## [Problem statement]
Set the records down again, exactly, without their images.
Records shown below:
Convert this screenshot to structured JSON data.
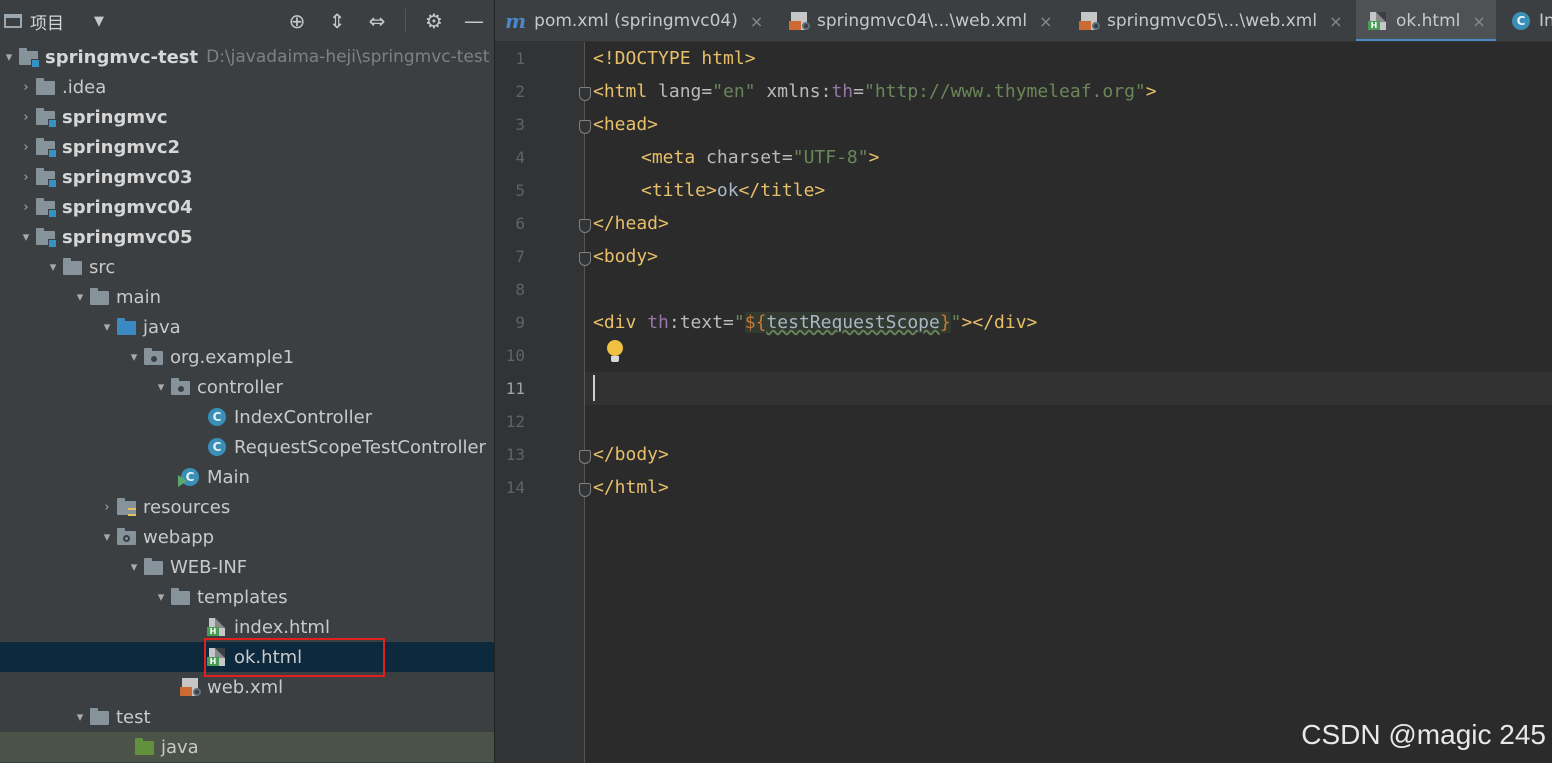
{
  "project_panel": {
    "title": "项目",
    "tools": {
      "locate": "⊕",
      "expand": "⇕",
      "collapse": "⇔",
      "settings": "⚙",
      "hide": "—"
    },
    "tree": [
      {
        "label": "springmvc-test",
        "path": "D:\\javadaima-heji\\springmvc-test",
        "icon": "module-folder-icon",
        "arrow": "▾",
        "bold": true
      },
      {
        "label": ".idea",
        "icon": "folder-icon",
        "arrow": "›"
      },
      {
        "label": "springmvc",
        "icon": "module-folder-icon",
        "arrow": "›",
        "bold": true
      },
      {
        "label": "springmvc2",
        "icon": "module-folder-icon",
        "arrow": "›",
        "bold": true
      },
      {
        "label": "springmvc03",
        "icon": "module-folder-icon",
        "arrow": "›",
        "bold": true
      },
      {
        "label": "springmvc04",
        "icon": "module-folder-icon",
        "arrow": "›",
        "bold": true
      },
      {
        "label": "springmvc05",
        "icon": "module-folder-icon",
        "arrow": "▾",
        "bold": true
      },
      {
        "label": "src",
        "icon": "folder-icon",
        "arrow": "▾"
      },
      {
        "label": "main",
        "icon": "folder-icon",
        "arrow": "▾"
      },
      {
        "label": "java",
        "icon": "source-folder-icon",
        "arrow": "▾"
      },
      {
        "label": "org.example1",
        "icon": "package-icon",
        "arrow": "▾"
      },
      {
        "label": "controller",
        "icon": "package-icon",
        "arrow": "▾"
      },
      {
        "label": "IndexController",
        "icon": "class-icon",
        "arrow": ""
      },
      {
        "label": "RequestScopeTestController",
        "icon": "class-icon",
        "arrow": ""
      },
      {
        "label": "Main",
        "icon": "runnable-class-icon",
        "arrow": ""
      },
      {
        "label": "resources",
        "icon": "resources-folder-icon",
        "arrow": "›"
      },
      {
        "label": "webapp",
        "icon": "web-folder-icon",
        "arrow": "▾"
      },
      {
        "label": "WEB-INF",
        "icon": "folder-icon",
        "arrow": "▾"
      },
      {
        "label": "templates",
        "icon": "folder-icon",
        "arrow": "▾"
      },
      {
        "label": "index.html",
        "icon": "html-file-icon",
        "arrow": ""
      },
      {
        "label": "ok.html",
        "icon": "html-file-icon",
        "arrow": "",
        "selected": true
      },
      {
        "label": "web.xml",
        "icon": "xml-file-icon",
        "arrow": ""
      },
      {
        "label": "test",
        "icon": "folder-icon",
        "arrow": "▾"
      },
      {
        "label": "java",
        "icon": "test-folder-icon",
        "arrow": ""
      }
    ]
  },
  "tabs": [
    {
      "label": "pom.xml (springmvc04)",
      "icon": "maven-icon",
      "close": "×"
    },
    {
      "label": "springmvc04\\...\\web.xml",
      "icon": "xml-file-icon",
      "close": "×"
    },
    {
      "label": "springmvc05\\...\\web.xml",
      "icon": "xml-file-icon",
      "close": "×"
    },
    {
      "label": "ok.html",
      "icon": "html-file-icon",
      "close": "×",
      "active": true
    },
    {
      "label": "In",
      "icon": "class-icon",
      "close": ""
    }
  ],
  "editor": {
    "current_line": 11,
    "line_numbers": [
      "1",
      "2",
      "3",
      "4",
      "5",
      "6",
      "7",
      "8",
      "9",
      "10",
      "11",
      "12",
      "13",
      "14"
    ],
    "code": {
      "l1": {
        "tag": "<!DOCTYPE html>"
      },
      "l2": {
        "open": "<html",
        "attr1": " lang=",
        "val1": "\"en\"",
        "sp": " xmlns",
        "colon": ":",
        "ns": "th",
        "eq": "=",
        "val2": "\"http://www.thymeleaf.org\"",
        "close": ">"
      },
      "l3": {
        "tag": "<head>"
      },
      "l4": {
        "open": "<meta",
        "attr": " charset=",
        "val": "\"UTF-8\"",
        "close": ">"
      },
      "l5": {
        "open": "<title>",
        "text": "ok",
        "close": "</title>"
      },
      "l6": {
        "tag": "</head>"
      },
      "l7": {
        "tag": "<body>"
      },
      "l9": {
        "open": "<div",
        "ns": " th",
        "attr": ":text=",
        "q1": "\"",
        "brace_open": "${",
        "var": "testRequestScope",
        "brace_close": "}",
        "q2": "\"",
        "close": "></div>"
      },
      "l13": {
        "tag": "</body>"
      },
      "l14": {
        "tag": "</html>"
      }
    }
  },
  "watermark": "CSDN @magic 245"
}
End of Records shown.
## [Solution below]
Convert this screenshot to structured JSON data.
{
  "project_panel": {
    "title": "项目",
    "tools": {
      "locate": "⊕",
      "expand": "⇕",
      "collapse": "⇔",
      "settings": "⚙",
      "hide": "—"
    },
    "tree": [
      {
        "label": "springmvc-test",
        "path": "D:\\javadaima-heji\\springmvc-test",
        "icon": "module-folder-icon",
        "arrow": "▾",
        "bold": true
      },
      {
        "label": ".idea",
        "icon": "folder-icon",
        "arrow": "›"
      },
      {
        "label": "springmvc",
        "icon": "module-folder-icon",
        "arrow": "›",
        "bold": true
      },
      {
        "label": "springmvc2",
        "icon": "module-folder-icon",
        "arrow": "›",
        "bold": true
      },
      {
        "label": "springmvc03",
        "icon": "module-folder-icon",
        "arrow": "›",
        "bold": true
      },
      {
        "label": "springmvc04",
        "icon": "module-folder-icon",
        "arrow": "›",
        "bold": true
      },
      {
        "label": "springmvc05",
        "icon": "module-folder-icon",
        "arrow": "▾",
        "bold": true
      },
      {
        "label": "src",
        "icon": "folder-icon",
        "arrow": "▾"
      },
      {
        "label": "main",
        "icon": "folder-icon",
        "arrow": "▾"
      },
      {
        "label": "java",
        "icon": "source-folder-icon",
        "arrow": "▾"
      },
      {
        "label": "org.example1",
        "icon": "package-icon",
        "arrow": "▾"
      },
      {
        "label": "controller",
        "icon": "package-icon",
        "arrow": "▾"
      },
      {
        "label": "IndexController",
        "icon": "class-icon",
        "arrow": ""
      },
      {
        "label": "RequestScopeTestController",
        "icon": "class-icon",
        "arrow": ""
      },
      {
        "label": "Main",
        "icon": "runnable-class-icon",
        "arrow": ""
      },
      {
        "label": "resources",
        "icon": "resources-folder-icon",
        "arrow": "›"
      },
      {
        "label": "webapp",
        "icon": "web-folder-icon",
        "arrow": "▾"
      },
      {
        "label": "WEB-INF",
        "icon": "folder-icon",
        "arrow": "▾"
      },
      {
        "label": "templates",
        "icon": "folder-icon",
        "arrow": "▾"
      },
      {
        "label": "index.html",
        "icon": "html-file-icon",
        "arrow": ""
      },
      {
        "label": "ok.html",
        "icon": "html-file-icon",
        "arrow": "",
        "selected": true
      },
      {
        "label": "web.xml",
        "icon": "xml-file-icon",
        "arrow": ""
      },
      {
        "label": "test",
        "icon": "folder-icon",
        "arrow": "▾"
      },
      {
        "label": "java",
        "icon": "test-folder-icon",
        "arrow": ""
      }
    ]
  },
  "tabs": [
    {
      "label": "pom.xml (springmvc04)",
      "icon": "maven-icon",
      "close": "×"
    },
    {
      "label": "springmvc04\\...\\web.xml",
      "icon": "xml-file-icon",
      "close": "×"
    },
    {
      "label": "springmvc05\\...\\web.xml",
      "icon": "xml-file-icon",
      "close": "×"
    },
    {
      "label": "ok.html",
      "icon": "html-file-icon",
      "close": "×",
      "active": true
    },
    {
      "label": "In",
      "icon": "class-icon",
      "close": ""
    }
  ],
  "editor": {
    "current_line": 11,
    "line_numbers": [
      "1",
      "2",
      "3",
      "4",
      "5",
      "6",
      "7",
      "8",
      "9",
      "10",
      "11",
      "12",
      "13",
      "14"
    ],
    "code": {
      "l1": {
        "tag": "<!DOCTYPE html>"
      },
      "l2": {
        "open": "<html",
        "attr1": " lang=",
        "val1": "\"en\"",
        "sp": " xmlns",
        "colon": ":",
        "ns": "th",
        "eq": "=",
        "val2": "\"http://www.thymeleaf.org\"",
        "close": ">"
      },
      "l3": {
        "tag": "<head>"
      },
      "l4": {
        "open": "<meta",
        "attr": " charset=",
        "val": "\"UTF-8\"",
        "close": ">"
      },
      "l5": {
        "open": "<title>",
        "text": "ok",
        "close": "</title>"
      },
      "l6": {
        "tag": "</head>"
      },
      "l7": {
        "tag": "<body>"
      },
      "l9": {
        "open": "<div",
        "ns": " th",
        "attr": ":text=",
        "q1": "\"",
        "brace_open": "${",
        "var": "testRequestScope",
        "brace_close": "}",
        "q2": "\"",
        "close": "></div>"
      },
      "l13": {
        "tag": "</body>"
      },
      "l14": {
        "tag": "</html>"
      }
    }
  },
  "watermark": "CSDN @magic 245"
}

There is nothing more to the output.